- THE TASK -
Which lines of the records hold the string "amount"? Report only how many of them there are.

=== RECORDS PROVIDED ===

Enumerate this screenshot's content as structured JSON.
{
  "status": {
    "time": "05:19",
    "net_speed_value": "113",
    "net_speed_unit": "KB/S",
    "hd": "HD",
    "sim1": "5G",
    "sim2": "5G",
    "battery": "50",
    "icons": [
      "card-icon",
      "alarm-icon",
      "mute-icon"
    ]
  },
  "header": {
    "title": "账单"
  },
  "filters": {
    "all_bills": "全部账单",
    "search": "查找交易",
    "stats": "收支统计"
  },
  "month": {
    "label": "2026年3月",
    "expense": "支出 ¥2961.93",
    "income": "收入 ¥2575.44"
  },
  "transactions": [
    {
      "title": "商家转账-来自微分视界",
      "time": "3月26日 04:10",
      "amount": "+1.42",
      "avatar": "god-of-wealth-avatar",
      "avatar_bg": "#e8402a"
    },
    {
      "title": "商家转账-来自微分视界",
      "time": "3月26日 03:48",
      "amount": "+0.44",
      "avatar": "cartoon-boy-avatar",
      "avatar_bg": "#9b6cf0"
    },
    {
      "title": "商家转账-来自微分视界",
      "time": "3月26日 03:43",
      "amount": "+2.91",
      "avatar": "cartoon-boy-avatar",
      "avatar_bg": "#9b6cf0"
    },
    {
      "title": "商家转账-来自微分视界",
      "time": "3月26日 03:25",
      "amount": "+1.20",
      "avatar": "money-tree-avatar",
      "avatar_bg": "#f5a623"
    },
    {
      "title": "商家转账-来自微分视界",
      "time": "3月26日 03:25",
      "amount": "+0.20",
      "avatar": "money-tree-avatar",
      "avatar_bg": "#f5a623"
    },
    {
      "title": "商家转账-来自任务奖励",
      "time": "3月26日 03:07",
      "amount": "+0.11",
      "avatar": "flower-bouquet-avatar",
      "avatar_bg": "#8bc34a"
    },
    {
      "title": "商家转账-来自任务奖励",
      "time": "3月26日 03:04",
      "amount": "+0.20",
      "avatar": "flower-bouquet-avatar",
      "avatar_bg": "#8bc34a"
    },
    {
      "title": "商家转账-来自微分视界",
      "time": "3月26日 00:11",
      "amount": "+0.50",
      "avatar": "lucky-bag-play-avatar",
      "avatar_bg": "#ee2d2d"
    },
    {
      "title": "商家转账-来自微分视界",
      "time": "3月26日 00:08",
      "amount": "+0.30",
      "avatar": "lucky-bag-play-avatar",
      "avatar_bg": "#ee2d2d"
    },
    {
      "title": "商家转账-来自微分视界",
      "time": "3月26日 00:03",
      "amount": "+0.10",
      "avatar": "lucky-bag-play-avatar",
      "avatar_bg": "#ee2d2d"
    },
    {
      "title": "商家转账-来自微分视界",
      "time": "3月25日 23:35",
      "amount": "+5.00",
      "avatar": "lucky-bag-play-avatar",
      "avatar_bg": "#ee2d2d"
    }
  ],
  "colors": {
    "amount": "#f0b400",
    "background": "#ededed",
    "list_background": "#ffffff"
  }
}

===

- ANSWER SECTION -
12